With the Home well launched, land was bought as it became available to protect the property and allow for future growth. A house on Park Placewas acquired in 1893 and joined to the main building as an annex. With this extra space, the Board determined to add a new service, the admission of couples. They voted in 1894 to try this, and the first couple was admitted in 1895; an experiment at first, but thereafter the regular policy. This annex was called the Joseph T. Perkins Memorial, because a bequest from him was used to pay indebtedness on it. The admission of couples was dear to the heart of Mrs. Thomas E. Stillman and as it was largely through her efforts that the change in policy was made, it was fitting that after here death Mr. Stillman built the gracious wing in her memory to be used exclusively for couples. This was completed in 1903, the 25th year. In 1907 Mrs. Stillman’s daughter, Mrs. Edward S. Harkness, endowed this building in memory of her father.
Once more the Home was too small. Through a gift of land by Mrs. Crossman-Riley, followed at her death by a large bequest, the Henry Crossman Memorial Building was erected in 1912. The building housed the Crossman Museum, with a collection of fine Tiffany windows and art treasures collected by Mrs. Crossman-Riley. On the top floor was a well-equipped infirmary. The main floor contained a doctor’s office.
Also in 1912, Mrs. Charles Merrill built a beautiful chapel as a memorial to her husband. The windows and pipe organ were presented by her daughters, Miss Edith J. Merrill and Mrs. Antonio Fanoni, in honor of Mr. and Mrs. Merrill. The unique window, bits of colored glass shells and stones, were designed by the artist Cole Bryham. The chapel provided a dignified place to hold religious services and other formal meetings.
Throughout the years many things had been done to increase the efficiency of the Home and add to the happiness of the residents, called the “Family.” The amusement area was enlarged and was equipped with smoking rooms, a pool room and game rooms. The large and well-kept gardens afforded a quiet and shady spot for outdoor recreation; and sunny walks, numerous benches, chairs and swings added to the summer pleasure of the “Family.” Many a picnic supper and garden party was enjoyed there.
After opening its doors to couples, the Home undertook still another service: the admission of single women. The “Family” grew from the original seven men to over a hundred men and women at one time.
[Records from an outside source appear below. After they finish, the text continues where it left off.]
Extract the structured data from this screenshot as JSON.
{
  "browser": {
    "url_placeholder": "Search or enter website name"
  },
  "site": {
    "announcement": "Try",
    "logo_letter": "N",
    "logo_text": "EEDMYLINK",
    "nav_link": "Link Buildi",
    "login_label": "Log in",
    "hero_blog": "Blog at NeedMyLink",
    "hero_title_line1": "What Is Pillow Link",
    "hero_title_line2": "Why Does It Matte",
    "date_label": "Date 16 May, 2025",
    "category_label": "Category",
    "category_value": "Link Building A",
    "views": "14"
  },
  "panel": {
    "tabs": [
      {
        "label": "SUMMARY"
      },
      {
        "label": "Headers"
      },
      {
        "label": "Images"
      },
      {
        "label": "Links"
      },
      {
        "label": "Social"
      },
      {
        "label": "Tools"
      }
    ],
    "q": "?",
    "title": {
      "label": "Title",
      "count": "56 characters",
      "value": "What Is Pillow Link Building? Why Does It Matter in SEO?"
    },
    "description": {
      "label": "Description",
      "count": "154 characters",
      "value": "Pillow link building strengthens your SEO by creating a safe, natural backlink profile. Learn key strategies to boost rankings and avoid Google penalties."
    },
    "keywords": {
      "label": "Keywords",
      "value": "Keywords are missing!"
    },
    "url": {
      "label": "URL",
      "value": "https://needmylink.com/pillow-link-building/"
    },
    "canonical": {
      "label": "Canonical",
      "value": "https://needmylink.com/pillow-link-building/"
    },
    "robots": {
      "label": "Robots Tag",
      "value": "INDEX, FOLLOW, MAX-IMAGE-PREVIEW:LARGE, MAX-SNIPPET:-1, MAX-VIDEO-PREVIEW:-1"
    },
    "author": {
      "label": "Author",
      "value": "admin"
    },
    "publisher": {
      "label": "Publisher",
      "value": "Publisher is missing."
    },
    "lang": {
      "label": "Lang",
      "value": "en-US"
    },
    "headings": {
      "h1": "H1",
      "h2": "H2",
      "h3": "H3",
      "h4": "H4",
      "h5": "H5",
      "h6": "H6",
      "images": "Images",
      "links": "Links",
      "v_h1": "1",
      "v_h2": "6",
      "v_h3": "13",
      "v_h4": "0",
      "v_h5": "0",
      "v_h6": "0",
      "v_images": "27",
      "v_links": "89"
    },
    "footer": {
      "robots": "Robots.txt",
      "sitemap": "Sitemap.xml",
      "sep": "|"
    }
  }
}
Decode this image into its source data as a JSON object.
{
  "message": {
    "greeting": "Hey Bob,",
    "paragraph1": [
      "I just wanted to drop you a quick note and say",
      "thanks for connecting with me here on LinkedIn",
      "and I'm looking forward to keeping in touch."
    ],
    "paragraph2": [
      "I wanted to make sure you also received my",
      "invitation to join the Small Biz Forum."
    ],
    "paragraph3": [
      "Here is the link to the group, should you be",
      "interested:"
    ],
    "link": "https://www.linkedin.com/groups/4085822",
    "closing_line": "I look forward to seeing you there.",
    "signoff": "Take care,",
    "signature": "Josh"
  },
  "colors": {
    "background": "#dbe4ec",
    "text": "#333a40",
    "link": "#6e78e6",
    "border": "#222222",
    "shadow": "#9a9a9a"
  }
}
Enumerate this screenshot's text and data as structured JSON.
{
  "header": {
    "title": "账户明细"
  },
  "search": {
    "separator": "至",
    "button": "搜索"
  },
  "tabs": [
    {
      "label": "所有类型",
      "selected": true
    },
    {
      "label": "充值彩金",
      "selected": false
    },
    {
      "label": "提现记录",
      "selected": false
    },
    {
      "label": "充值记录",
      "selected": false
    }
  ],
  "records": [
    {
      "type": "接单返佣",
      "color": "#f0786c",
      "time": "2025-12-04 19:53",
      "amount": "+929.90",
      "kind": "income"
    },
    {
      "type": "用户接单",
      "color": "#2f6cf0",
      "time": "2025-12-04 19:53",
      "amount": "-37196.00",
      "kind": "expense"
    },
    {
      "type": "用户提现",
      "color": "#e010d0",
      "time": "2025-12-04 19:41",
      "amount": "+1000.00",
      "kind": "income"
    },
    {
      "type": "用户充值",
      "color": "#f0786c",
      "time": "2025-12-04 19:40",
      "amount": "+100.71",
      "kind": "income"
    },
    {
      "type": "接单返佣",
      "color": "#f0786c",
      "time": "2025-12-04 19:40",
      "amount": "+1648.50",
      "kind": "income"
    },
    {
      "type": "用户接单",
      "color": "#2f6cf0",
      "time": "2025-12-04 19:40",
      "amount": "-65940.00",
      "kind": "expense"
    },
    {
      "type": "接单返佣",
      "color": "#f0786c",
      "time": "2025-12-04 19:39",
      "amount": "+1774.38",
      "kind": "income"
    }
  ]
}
Ninety one years after its founding, the Home ceased active operation. As beautiful and comfortable as the surroundings were, they did not conform to new government elder care specifications. Diligent efforts were taken to relocate each resident to a new home. Those homes for the aged received generous support from the Home. The buildings and grounds were sold to what is now the Interfaith Medical Center. At least one of the stained glass windows found its way to the Brooklyn Museum. Artifacts and museum pieces were also sold. Even after considerable sums were donated to ensure the comfort of our former “Family,” there was a small amount remaining.
Today, the Brooklyn Home for Aged Men Board of Trustees works to fulfill the mission and spirit, providing support to programs and services for geriatric care and people in need.